The special representative of the United Nations (UN) Secretary General for West Africa and the Sahel, Mohammed Ibn Chambas, has called on political parties to dissociate themselves from ‘unregulated’ security groups ahead of the elections in November.
According to him, the groups could pose a threat to the country’s security and compromise the efforts of the various security agencies ahead of the polls.
He urged the parties to sever all ties with the ‘vigilante’ groups and defer to the appropriate security agencies when they have any issues.
“I wish to seize this opportunity to appeal to the political parties to show leadership and expunge from their structures, as well as dissociate completely from such groups in support of their formations,” a statement from Dr. Ibn Chambas said.
“We acknowledge that these groups are likely to stir a political climate of intolerance and violence that cannot be conducive and helpful in the preparations towards the impending elections.”

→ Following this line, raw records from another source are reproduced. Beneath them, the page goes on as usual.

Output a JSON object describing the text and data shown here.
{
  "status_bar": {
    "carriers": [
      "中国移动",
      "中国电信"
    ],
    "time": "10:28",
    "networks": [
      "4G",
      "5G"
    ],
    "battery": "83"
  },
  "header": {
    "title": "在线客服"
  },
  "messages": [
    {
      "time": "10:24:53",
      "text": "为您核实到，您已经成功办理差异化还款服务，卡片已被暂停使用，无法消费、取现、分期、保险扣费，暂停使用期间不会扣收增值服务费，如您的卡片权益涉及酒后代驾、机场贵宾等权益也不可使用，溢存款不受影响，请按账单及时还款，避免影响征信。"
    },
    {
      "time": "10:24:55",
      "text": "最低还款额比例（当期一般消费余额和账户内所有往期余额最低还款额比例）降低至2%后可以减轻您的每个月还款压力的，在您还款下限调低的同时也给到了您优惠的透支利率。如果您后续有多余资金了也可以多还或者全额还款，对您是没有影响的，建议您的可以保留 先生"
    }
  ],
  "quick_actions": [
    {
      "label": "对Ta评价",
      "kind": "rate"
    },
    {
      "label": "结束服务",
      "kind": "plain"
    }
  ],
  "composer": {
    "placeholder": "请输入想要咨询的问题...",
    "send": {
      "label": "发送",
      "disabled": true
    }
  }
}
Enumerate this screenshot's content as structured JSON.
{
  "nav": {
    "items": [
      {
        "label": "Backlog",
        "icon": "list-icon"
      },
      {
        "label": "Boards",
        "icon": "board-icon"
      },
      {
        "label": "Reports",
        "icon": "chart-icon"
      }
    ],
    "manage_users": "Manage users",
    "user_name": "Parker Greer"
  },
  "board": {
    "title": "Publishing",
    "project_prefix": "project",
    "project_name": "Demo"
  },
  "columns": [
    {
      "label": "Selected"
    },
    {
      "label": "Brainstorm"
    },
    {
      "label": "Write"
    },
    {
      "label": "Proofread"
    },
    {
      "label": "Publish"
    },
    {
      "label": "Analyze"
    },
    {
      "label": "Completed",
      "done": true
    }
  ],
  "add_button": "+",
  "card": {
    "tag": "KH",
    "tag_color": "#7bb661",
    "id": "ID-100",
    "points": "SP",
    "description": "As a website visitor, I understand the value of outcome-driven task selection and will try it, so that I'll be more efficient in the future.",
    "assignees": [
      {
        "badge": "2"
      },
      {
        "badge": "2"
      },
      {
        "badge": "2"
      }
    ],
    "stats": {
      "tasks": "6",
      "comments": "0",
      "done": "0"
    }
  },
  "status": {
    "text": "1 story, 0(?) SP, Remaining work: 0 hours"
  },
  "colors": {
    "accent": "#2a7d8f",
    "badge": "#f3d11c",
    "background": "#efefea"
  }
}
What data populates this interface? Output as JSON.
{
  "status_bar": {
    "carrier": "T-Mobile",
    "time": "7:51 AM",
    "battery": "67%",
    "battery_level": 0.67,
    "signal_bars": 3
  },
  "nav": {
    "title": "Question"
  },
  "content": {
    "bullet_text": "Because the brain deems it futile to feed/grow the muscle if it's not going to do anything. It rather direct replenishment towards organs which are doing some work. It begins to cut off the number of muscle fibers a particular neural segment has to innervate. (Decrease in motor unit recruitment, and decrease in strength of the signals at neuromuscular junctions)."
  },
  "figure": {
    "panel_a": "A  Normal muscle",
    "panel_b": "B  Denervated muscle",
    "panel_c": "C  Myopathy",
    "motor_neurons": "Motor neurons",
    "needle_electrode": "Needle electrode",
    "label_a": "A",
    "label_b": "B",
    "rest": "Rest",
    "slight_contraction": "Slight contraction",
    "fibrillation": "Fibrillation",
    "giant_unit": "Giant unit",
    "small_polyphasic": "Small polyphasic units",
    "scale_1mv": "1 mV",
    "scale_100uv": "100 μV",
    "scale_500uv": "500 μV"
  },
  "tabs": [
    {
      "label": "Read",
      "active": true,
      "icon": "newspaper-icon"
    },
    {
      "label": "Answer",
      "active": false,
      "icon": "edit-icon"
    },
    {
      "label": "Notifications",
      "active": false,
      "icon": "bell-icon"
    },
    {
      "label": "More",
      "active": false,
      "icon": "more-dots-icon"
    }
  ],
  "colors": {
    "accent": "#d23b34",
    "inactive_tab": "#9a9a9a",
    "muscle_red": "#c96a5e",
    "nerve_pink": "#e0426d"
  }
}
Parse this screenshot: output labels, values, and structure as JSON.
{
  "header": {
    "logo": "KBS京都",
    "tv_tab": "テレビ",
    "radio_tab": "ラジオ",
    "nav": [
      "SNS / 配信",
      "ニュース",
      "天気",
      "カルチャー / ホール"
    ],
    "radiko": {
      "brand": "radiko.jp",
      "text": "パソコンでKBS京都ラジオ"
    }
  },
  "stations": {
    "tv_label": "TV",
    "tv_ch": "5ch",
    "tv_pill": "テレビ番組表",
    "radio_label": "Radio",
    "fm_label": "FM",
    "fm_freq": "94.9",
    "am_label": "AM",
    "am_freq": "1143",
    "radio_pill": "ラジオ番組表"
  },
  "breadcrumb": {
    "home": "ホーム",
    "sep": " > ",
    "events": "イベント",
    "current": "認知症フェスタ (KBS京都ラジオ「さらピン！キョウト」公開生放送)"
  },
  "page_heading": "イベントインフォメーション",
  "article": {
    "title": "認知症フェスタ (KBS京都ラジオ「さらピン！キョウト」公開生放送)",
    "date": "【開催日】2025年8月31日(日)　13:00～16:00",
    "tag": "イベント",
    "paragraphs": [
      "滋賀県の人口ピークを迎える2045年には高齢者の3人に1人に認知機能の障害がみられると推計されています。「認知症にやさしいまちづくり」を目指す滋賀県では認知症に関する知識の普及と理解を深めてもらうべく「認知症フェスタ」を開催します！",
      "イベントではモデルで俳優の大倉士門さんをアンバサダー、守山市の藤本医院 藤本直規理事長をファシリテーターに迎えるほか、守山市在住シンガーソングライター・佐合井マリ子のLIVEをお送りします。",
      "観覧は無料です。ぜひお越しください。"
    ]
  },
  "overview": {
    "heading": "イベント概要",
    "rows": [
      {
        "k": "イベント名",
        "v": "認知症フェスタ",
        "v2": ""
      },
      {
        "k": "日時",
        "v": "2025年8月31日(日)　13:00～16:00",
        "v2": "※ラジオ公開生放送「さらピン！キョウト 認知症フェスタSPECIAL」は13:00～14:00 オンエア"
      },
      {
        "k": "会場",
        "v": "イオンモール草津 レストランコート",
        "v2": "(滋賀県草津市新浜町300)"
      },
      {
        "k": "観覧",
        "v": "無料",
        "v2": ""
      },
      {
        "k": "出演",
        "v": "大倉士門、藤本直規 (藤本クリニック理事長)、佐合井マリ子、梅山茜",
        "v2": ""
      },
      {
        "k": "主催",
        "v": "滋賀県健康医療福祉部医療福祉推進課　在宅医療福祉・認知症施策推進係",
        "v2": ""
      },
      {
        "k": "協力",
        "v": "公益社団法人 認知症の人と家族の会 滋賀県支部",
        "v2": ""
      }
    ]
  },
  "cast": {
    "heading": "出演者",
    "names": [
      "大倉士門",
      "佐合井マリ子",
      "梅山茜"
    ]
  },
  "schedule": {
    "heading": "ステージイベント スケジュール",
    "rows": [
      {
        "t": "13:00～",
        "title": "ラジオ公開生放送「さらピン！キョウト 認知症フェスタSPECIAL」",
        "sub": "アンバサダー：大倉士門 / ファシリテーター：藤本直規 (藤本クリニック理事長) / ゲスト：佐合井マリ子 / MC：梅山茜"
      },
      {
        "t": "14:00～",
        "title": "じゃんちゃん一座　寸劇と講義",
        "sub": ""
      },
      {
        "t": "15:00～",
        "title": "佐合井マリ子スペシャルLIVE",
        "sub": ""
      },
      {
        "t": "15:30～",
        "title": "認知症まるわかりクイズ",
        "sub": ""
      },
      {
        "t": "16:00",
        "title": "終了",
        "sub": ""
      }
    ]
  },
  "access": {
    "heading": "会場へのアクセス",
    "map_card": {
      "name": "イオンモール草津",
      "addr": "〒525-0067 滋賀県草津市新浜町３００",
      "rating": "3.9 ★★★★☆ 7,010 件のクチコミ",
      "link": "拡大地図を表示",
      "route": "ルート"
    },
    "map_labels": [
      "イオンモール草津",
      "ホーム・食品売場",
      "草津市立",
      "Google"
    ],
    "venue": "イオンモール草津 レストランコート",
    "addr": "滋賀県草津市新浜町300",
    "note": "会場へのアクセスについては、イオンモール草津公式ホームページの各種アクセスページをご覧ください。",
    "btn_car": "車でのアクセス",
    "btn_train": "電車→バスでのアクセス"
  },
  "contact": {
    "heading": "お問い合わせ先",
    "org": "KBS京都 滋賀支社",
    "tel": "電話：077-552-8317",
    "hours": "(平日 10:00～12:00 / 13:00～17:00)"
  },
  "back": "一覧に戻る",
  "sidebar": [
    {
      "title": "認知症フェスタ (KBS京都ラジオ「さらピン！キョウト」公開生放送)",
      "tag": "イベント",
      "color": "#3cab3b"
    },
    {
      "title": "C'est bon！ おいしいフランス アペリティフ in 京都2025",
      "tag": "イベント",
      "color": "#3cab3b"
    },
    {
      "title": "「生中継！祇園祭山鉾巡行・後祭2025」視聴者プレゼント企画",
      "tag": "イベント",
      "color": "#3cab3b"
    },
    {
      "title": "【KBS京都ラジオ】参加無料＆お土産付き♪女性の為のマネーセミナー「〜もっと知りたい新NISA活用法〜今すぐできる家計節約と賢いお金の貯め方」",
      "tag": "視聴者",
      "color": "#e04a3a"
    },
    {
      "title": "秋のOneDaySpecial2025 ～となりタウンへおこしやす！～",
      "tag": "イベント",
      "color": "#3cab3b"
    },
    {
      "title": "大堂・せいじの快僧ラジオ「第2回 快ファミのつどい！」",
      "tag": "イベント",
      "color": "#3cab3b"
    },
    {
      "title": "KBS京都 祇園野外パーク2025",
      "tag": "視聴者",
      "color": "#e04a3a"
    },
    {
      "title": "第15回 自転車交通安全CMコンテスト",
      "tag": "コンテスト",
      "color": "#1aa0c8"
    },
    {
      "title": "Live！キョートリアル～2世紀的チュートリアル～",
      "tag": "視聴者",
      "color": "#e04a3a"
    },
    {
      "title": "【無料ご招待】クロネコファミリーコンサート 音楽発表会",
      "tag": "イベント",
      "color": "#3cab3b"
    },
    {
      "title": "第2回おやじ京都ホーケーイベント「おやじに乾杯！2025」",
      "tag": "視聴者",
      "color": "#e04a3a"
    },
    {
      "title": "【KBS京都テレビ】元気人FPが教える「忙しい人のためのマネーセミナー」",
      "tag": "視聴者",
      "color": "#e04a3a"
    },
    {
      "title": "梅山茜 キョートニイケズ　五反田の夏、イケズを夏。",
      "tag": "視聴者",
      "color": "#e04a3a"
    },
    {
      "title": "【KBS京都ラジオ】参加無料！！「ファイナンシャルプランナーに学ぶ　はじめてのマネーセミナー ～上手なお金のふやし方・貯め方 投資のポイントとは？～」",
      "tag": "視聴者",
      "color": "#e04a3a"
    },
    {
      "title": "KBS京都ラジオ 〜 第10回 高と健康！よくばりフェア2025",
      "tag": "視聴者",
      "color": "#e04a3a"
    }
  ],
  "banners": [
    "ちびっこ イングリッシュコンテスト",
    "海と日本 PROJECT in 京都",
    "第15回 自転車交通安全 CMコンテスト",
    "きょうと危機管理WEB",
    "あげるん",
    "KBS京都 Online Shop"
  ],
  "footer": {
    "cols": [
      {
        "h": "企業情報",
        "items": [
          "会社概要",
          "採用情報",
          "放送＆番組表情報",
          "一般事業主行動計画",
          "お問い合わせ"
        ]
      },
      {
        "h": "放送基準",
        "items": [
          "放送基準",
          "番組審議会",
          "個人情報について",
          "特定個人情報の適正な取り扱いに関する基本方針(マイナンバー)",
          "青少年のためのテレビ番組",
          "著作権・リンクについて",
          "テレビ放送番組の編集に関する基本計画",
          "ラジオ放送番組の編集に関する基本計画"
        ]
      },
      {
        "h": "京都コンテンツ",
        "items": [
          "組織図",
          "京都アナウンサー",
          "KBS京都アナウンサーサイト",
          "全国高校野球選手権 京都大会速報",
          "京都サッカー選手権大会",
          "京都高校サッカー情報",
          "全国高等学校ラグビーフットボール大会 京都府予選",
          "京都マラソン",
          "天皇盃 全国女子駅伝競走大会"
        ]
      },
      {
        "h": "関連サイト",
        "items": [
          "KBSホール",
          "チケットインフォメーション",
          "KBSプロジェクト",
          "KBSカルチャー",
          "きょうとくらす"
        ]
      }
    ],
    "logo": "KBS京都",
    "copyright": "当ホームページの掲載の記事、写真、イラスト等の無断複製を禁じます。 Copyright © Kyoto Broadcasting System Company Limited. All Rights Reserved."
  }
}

The political parties have been criticised for their failure to disband or condemn vigilante groups associated with them.
Two of these groups, Kandahar boys, Bolga Bulldogs and Azorka boys, have often been involved in violent clashes, with several calls made by the public for them to be disbanded.
The political parties had agreed to eschew violence and dissociate themselves from “vigilante groups” and their activities in a two-page communiqué issued at the end of a two-day forum on armed violence in elections in Ada, organised by the Small Arms Commission and the Ghana Police.
“We shall not employ the services of militant pressure groups at any time before, during and after the 2016 general elections. Political Parties commit to exposing any undesirable elements within our ranks and hand them over to the authorities,” the communiqué said.
Dr. Ibn Chambas asked the various parties and Ghanaians to take advantage of the systems available to them to ensure peace in the country as the elections draw closer.
“Political parties have a responsibility to safeguard the stability and unity of the country and therefore should campaign in a peaceful manner.
“I urge all national stakeholders, and especially the political parties and their supporters, to make use of the valuable existing mechanisms for dialogue and dispute resolution to bridge their differences and minimize the potential for violence.”